As soon as the news about the Putin-Gyurcsány get together hit Budapest, members of the media got in touch with Ferenc Gyurcsány. He explained to them that the original dinner engagement was originally scheduled for September but because of Gyurcsány's sport injury the meeting had to be postponed. To the inquiry about the possible "new foundations" of Russian-Hungarian relations that Viktor Orbán tried to establish in St. Petersburg, Gyurcsány gave this answer: "On the basis of what I learned about Viktor Orbán's meeting in St. Peterburg, I think it is better for Viktor Orbán if I don't say anything. I consider this the most elegant answer." He added that he was convinced that in the next five months there will be a high-level meeting between the two countries in Moscow.
Yesterday's interview with Orbán on "Ma Reggel" was quite long and János Betlen asked him about all sorts of issues, including the by now infamous visit to St. Petersburg.

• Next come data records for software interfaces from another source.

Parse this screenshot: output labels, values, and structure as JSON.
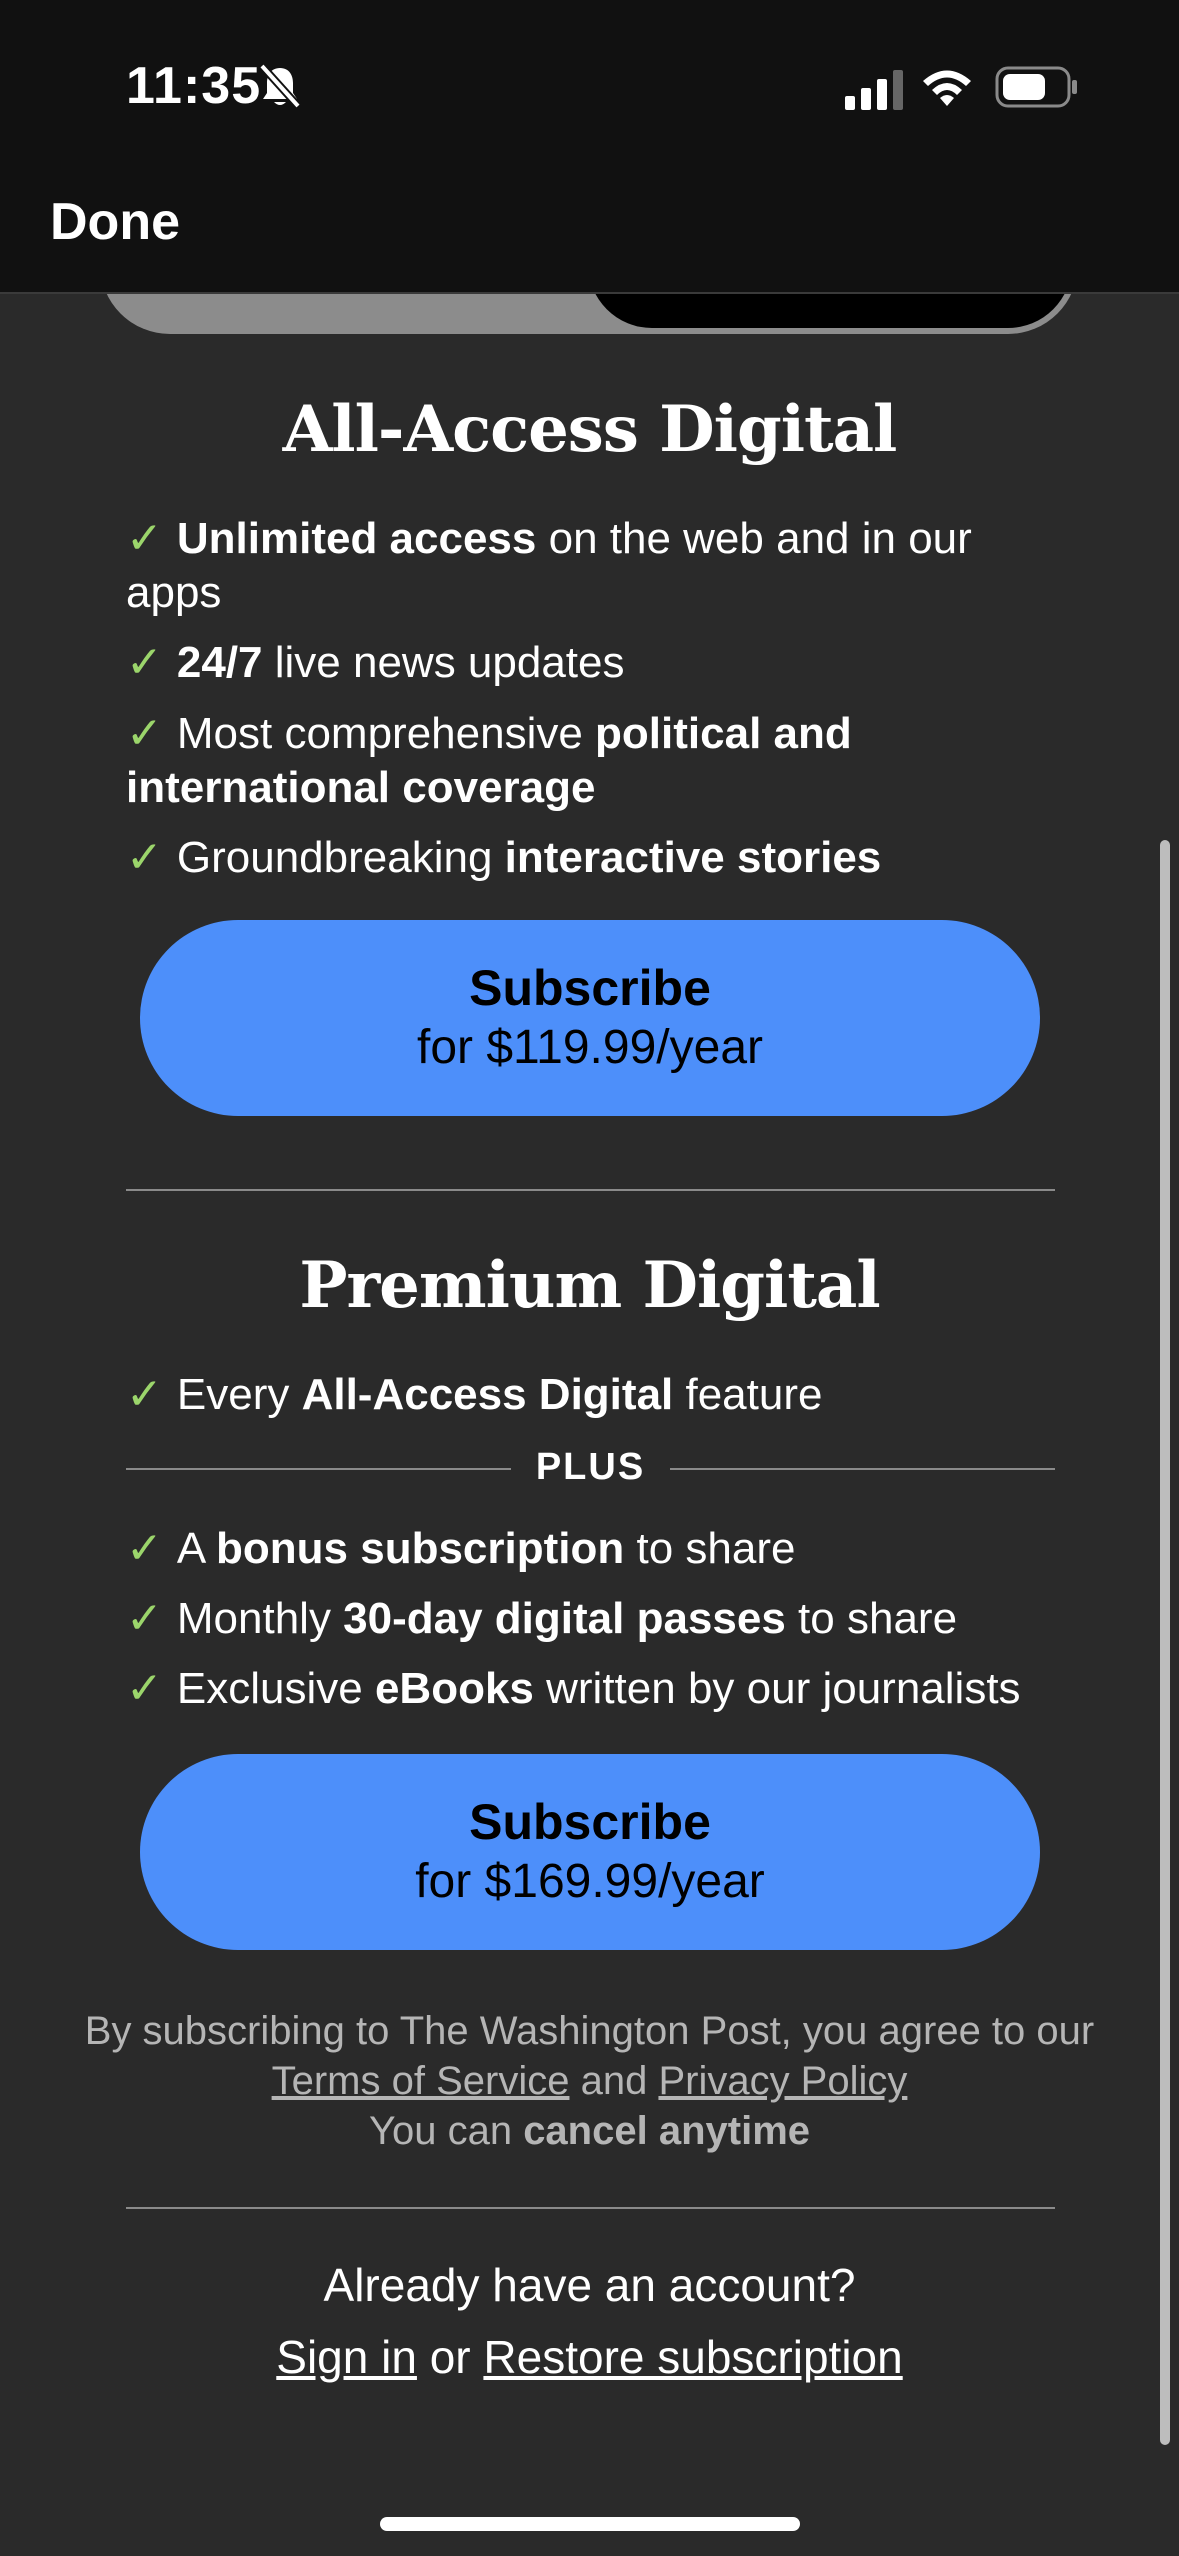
{
  "status_bar": {
    "time": "11:35",
    "icons": [
      "bell-slash-icon",
      "signal-icon",
      "wifi-icon",
      "battery-icon"
    ]
  },
  "nav": {
    "done_label": "Done"
  },
  "plans": [
    {
      "title": "All-Access Digital",
      "features": [
        {
          "bold": "Unlimited access",
          "rest": " on the web and in our apps"
        },
        {
          "bold": "24/7",
          "rest": " live news updates"
        },
        {
          "pre": "Most comprehensive ",
          "bold": "political and international coverage"
        },
        {
          "pre": "Groundbreaking ",
          "bold": "interactive stories"
        }
      ],
      "button": {
        "label": "Subscribe",
        "price": "for $119.99/year"
      }
    },
    {
      "title": "Premium Digital",
      "features": [
        {
          "pre": "Every ",
          "bold": "All-Access Digital",
          "rest": " feature"
        }
      ],
      "plus_label": "PLUS",
      "extra_features": [
        {
          "pre": "A ",
          "bold": "bonus subscription",
          "rest": " to share"
        },
        {
          "pre": "Monthly ",
          "bold": "30-day digital passes",
          "rest": " to share"
        },
        {
          "pre": "Exclusive ",
          "bold": "eBooks",
          "rest": " written by our journalists"
        }
      ],
      "button": {
        "label": "Subscribe",
        "price": "for $169.99/year"
      }
    }
  ],
  "legal": {
    "prefix": "By subscribing to The Washington Post, you agree to our ",
    "terms_link": "Terms of Service",
    "and": " and ",
    "privacy_link": "Privacy Policy",
    "cancel_pre": "You can ",
    "cancel_bold": "cancel anytime"
  },
  "account": {
    "question": "Already have an account?",
    "sign_in": "Sign in",
    "or": " or ",
    "restore": "Restore subscription"
  },
  "colors": {
    "background": "#2a2a2a",
    "topbar": "#111111",
    "button": "#4d8ffa",
    "check": "#9bd56b"
  }
}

First, Orbán insisted that he received the invitation not as one of the vice-chairmen of the European People's Party but as "chairman of Fidesz." Betlen seemed to be surprised but Orbán insisted. When asked about the duration of the meeting Orbán first answered rather vaguely: "It was long and thorough." Betlen wasn't satisfied and asked: "More than half an hour?" Answer: "More, yes. More than that, of course." Question: "More than an hour?" Answer: "Well, perhaps not that long … but it is not like a soccer match and one doesn't clock the time…." He then recalled that he had five or six points about which he definitely wanted to mention and he managed to cover them all.
A few days ago Orbán came out with an extravagant promise: he and his government will create an "energy independent Hungary" in twenty years. According to all experts this is no more than a pipe dream. What Betlen wanted to know was how Putin reacted to this plan. After all, it would not be to Russia's advantage if Hungary no longer needed to import natural gas or oil. Great was Betlen's surprise when he heard from Orbán that Putin was outright elated learning about this Fidesz plan. In fact, he told Orbán that Russia "will help" Hungary to achieve this goal. "Really?" asked Betlen. The answer was rather muddled but it seems that since Hungary's nuclear power plant at Paks was built with Soviet help and technology and because the Hungarian government is planning to double Paks's capacity in the near future Russia will have a part to play in the construction. Thus, in this way Russia will assist Hungary to become an "energy independent" country. Should I continue? I don't think it is necessary. Everybody should get the idea.
An internet newspaper www.stop.hu learned from a diplomat who was also present at the conference of United Russia that in his opinion there was no way Orbán could possibly have had a private interview with Putin. Apparently there was a huge reception for delegates and guests, and Putin stopped here and there and exchanged a few words with the participants. Thus most likely also with Orbán.
I find it hard to believe that Putin could possibly have had more than half an hour to spend with the leader of a small country's opposition party on a day filled with official obligations. He was one of the speakers at the congress that lasted at least four or five hours. Then there was the reception for 2,000 at which he had to play host. I'm afraid Viktor Orbán is not telling the truth. And that is a very serious problem. This is not some lily-white lie but rather, I believe, the sign of a serious character fault. Can one trust a man who sees the world through a very distorted lens? I don't think so.